Segment Open

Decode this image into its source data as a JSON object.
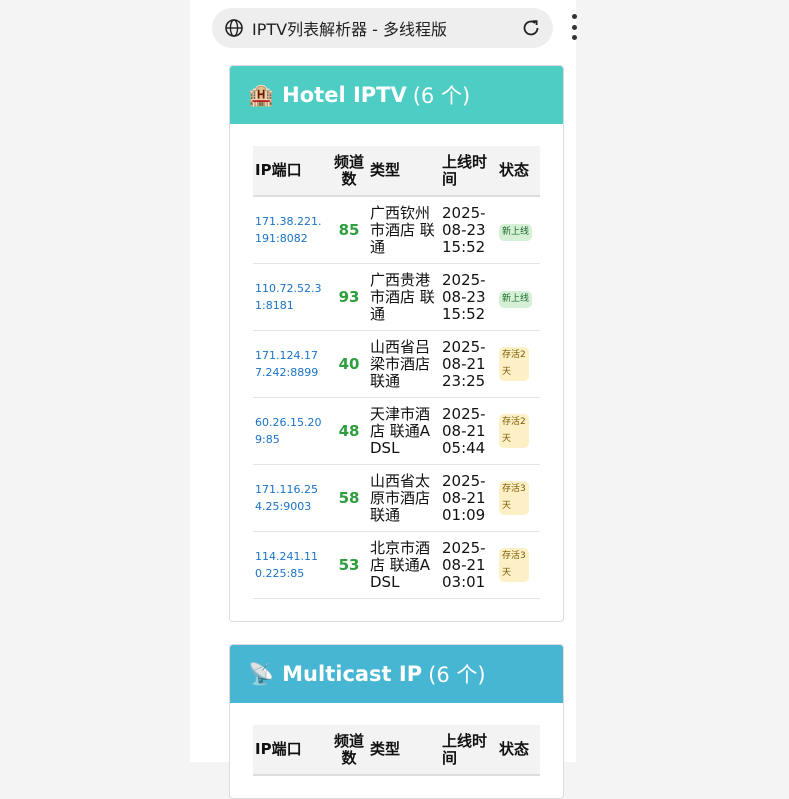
{
  "browser": {
    "title": "IPTV列表解析器 - 多线程版"
  },
  "hotel": {
    "emoji": "🏨",
    "name": "Hotel IPTV",
    "count": "(6 个)",
    "headers": {
      "ip": "IP端口",
      "channels": "频道数",
      "type": "类型",
      "online": "上线时间",
      "status": "状态"
    },
    "rows": [
      {
        "ip": "171.38.221.191:8082",
        "channels": "85",
        "type": "广西钦州市酒店 联通",
        "online": "2025-08-23 15:52",
        "status": "新上线",
        "kind": "new"
      },
      {
        "ip": "110.72.52.31:8181",
        "channels": "93",
        "type": "广西贵港市酒店 联通",
        "online": "2025-08-23 15:52",
        "status": "新上线",
        "kind": "new"
      },
      {
        "ip": "171.124.177.242:8899",
        "channels": "40",
        "type": "山西省吕梁市酒店联通",
        "online": "2025-08-21 23:25",
        "status": "存活2天",
        "kind": "alive"
      },
      {
        "ip": "60.26.15.209:85",
        "channels": "48",
        "type": "天津市酒店 联通ADSL",
        "online": "2025-08-21 05:44",
        "status": "存活2天",
        "kind": "alive"
      },
      {
        "ip": "171.116.254.25:9003",
        "channels": "58",
        "type": "山西省太原市酒店联通",
        "online": "2025-08-21 01:09",
        "status": "存活3天",
        "kind": "alive"
      },
      {
        "ip": "114.241.110.225:85",
        "channels": "53",
        "type": "北京市酒店 联通ADSL",
        "online": "2025-08-21 03:01",
        "status": "存活3天",
        "kind": "alive"
      }
    ]
  },
  "multicast": {
    "emoji": "📡",
    "name": "Multicast IP",
    "count": "(6 个)",
    "headers": {
      "ip": "IP端口",
      "channels": "频道数",
      "type": "类型",
      "online": "上线时间",
      "status": "状态"
    }
  },
  "colors": {
    "hotel_header": "#4ecdc4",
    "multicast_header": "#46b6d3",
    "ip_link": "#1a73c9",
    "channel_count": "#2e9e3e"
  },
  "icons": [
    "globe-icon",
    "reload-icon",
    "more-menu-icon",
    "hotel-emoji-icon",
    "satellite-emoji-icon"
  ]
}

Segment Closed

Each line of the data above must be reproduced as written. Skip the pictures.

Decode this image into its source data as a JSON object.
{
  "browser": {
    "title": "IPTV列表解析器 - 多线程版"
  },
  "hotel": {
    "emoji": "🏨",
    "name": "Hotel IPTV",
    "count": "(6 个)",
    "headers": {
      "ip": "IP端口",
      "channels": "频道数",
      "type": "类型",
      "online": "上线时间",
      "status": "状态"
    },
    "rows": [
      {
        "ip": "171.38.221.191:8082",
        "channels": "85",
        "type": "广西钦州市酒店 联通",
        "online": "2025-08-23 15:52",
        "status": "新上线",
        "kind": "new"
      },
      {
        "ip": "110.72.52.31:8181",
        "channels": "93",
        "type": "广西贵港市酒店 联通",
        "online": "2025-08-23 15:52",
        "status": "新上线",
        "kind": "new"
      },
      {
        "ip": "171.124.177.242:8899",
        "channels": "40",
        "type": "山西省吕梁市酒店联通",
        "online": "2025-08-21 23:25",
        "status": "存活2天",
        "kind": "alive"
      },
      {
        "ip": "60.26.15.209:85",
        "channels": "48",
        "type": "天津市酒店 联通ADSL",
        "online": "2025-08-21 05:44",
        "status": "存活2天",
        "kind": "alive"
      },
      {
        "ip": "171.116.254.25:9003",
        "channels": "58",
        "type": "山西省太原市酒店联通",
        "online": "2025-08-21 01:09",
        "status": "存活3天",
        "kind": "alive"
      },
      {
        "ip": "114.241.110.225:85",
        "channels": "53",
        "type": "北京市酒店 联通ADSL",
        "online": "2025-08-21 03:01",
        "status": "存活3天",
        "kind": "alive"
      }
    ]
  },
  "multicast": {
    "emoji": "📡",
    "name": "Multicast IP",
    "count": "(6 个)",
    "headers": {
      "ip": "IP端口",
      "channels": "频道数",
      "type": "类型",
      "online": "上线时间",
      "status": "状态"
    }
  },
  "colors": {
    "hotel_header": "#4ecdc4",
    "multicast_header": "#46b6d3",
    "ip_link": "#1a73c9",
    "channel_count": "#2e9e3e"
  },
  "icons": [
    "globe-icon",
    "reload-icon",
    "more-menu-icon",
    "hotel-emoji-icon",
    "satellite-emoji-icon"
  ]
}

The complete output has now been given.